The unity of Africa is structural, that is, it depends on its geological constitution. The continent is in fact a gigantic mass of lands that have preserved their substantial structural integrity since the origins. Already when it is said that Africa is “immense and monotonous”, its structural features are implicitly defined. From this point of view it recalls other compact terrestrial plates: Siberian Asia, the Canadian Shield, the Brazilian one.. But while these marginalize in geologically unstable areas or affected by more or less ancient corrugations, Africa is the only continental mass not to have been deeply affected by great tectonic movements: the only tormented areas are found in the north-western sector, where they rise. the chains of the Atlas, formed following the tertiary orogenetic movements connected with the Mediterranean geosyncline, and in the extreme south, where the dislocations above the high continental slope gave rise to the Capidi. Elsewhere there are no wrinkles, but subsidence, subsidence, fractures; the most marked tectonic element is in fact constituted by the large fracture that opens in the eastern section of the continent with a meridian trend, from Lake Malawi or Niassa to the Ethiopian depressions to continue in the Red Sea and in the Syropalestinian trenches: it is a very important element in African geography because it is connected to that vast uplift of the eastern and southern lands that lead to the recognition of a high and a low Africa.

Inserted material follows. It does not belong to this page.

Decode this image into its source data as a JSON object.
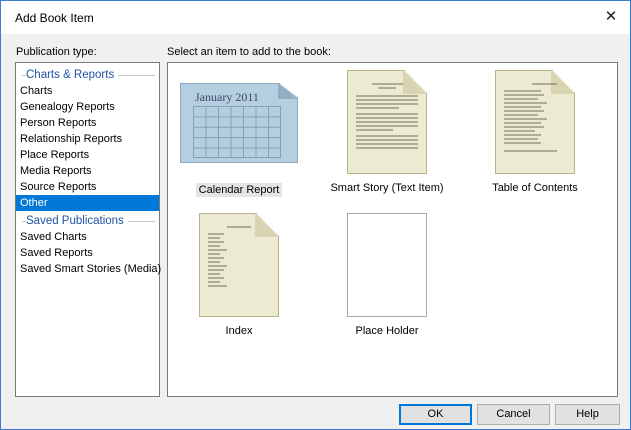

Its origin is framed in the geological history of the continent, in its very ancient link with the Asian mass (the continent called Gondwana), a link that seems confirmed by the geological continuity existing on both sides of the Red Sea. The formation of the pit dates back to the periods between the Mesozoic and the Cenozoic and was due to a large arching of the crust with rupture and subsidence along the anticline axis, extended between Africa and Arabian Peninsula; in the opposite syncline, the detachment of Madagascar from the continent would have occurred at the same time. The origin of the imposing volcanoes that rise next to it and which represent the highest African mountains, with a summit in the 5895 m of Kilimanjaro, is linked to this gigantic fracture; furthermore, along the trench there are some of the few active volcanoes in Africa (Virunga). The other volcanic buildings (Ahaggar, Tibesti, Jabel Marrah, Cameroon) are connected to more local but similar cratogenic phenomena, that is to fractures that have promoted the release of magma. The antiquity and integrity of the continent are testified by the presence of vast outcrops of archaic rocks (which explain the mineral wealth of Africa) mainly represented by granite and gneiss. They overlap on large surfaces sedimentary formations of different origin: the most common are made up of paleozoic arenaceous-clayey deposits of continental origin (such as karroo that covers the plateaus of the extreme edge of southern Africa) and powerful stratifications of sandstones (like the nubic sandstone) formed by wind sedimentation in dry periods of the Mesozoic. Between the end of this epoch and the Cenozoic, the vast lava expansions of the Ethiopian acrocore and the formation of the main volcanic massifs took place, while in the areas of subsidence the marine entrances began prolonged sedimentation processes. All this reveals a simple geological history, with few episodes, the most important of which, for the purposes of current African geography, are represented – in addition to the fractures and the consequent volcanic activities – by the formation of large depression basins that give a mark to the surface of the continent and are today the foundations of the regional division of Africa. The main ones are those of Niger, del Lake Chad, the Nile, the Congo, the Zambezi and the Kalahari; the dividing elements are generally low and uncertain, tabular plateaus of modest elevation and whose limits are not easily defined. On the bottom of these basins lake and river sediments accumulated in the past and still accumulate today which therefore represent the youngest soils of the whole together with those of the few plains that border the coasts (the Nile deltas, Niger etc.), very often high and steep and almost uniformly rectilinear.
According to countryaah, the African continental surface already reveals in the particular morphological motifs the antiquity of its origin and the poverty of its tectonics. Tabular formations prevail, flat horizons from which isolated rocky forms often emerge, the Inselberge, the “witness rocks”, the last remnants of ancient peneplanation processes that have eroded and leveled the major roughness. The erosive activity is currently regulated almost everywhere by the mechanism of the areas subjected to high temperatures, with the formation of steep slopes that sometimes create monumental forms. In the Sahara, erosion takes on particular aspects linked to the arid climate, which is responsible for the denudation of vast rocky surfaces (hamada) in which the previously eroded ancient structures stand out; around them the debris spread out like a fan forming pebbly surfaces (reg and serir) and, further away, sandy ones (erg); in the subarid or pre-desert areas, on the other hand, there are vast surfaces of fossil dunes (qoz) fixed by vegetation. In Africa there are also traces linked to Quaternary glacialism, limited to the highest areas of the Atlas and Ahaggar; connected to the humid climates of the Quaternary are also many fossil elements of African morphology, in particular Saharan: among these the spectacular engravings by Tassili and the uidian which evaporating leave characteristic halos of saline deposits (chott etc.) in the depressions.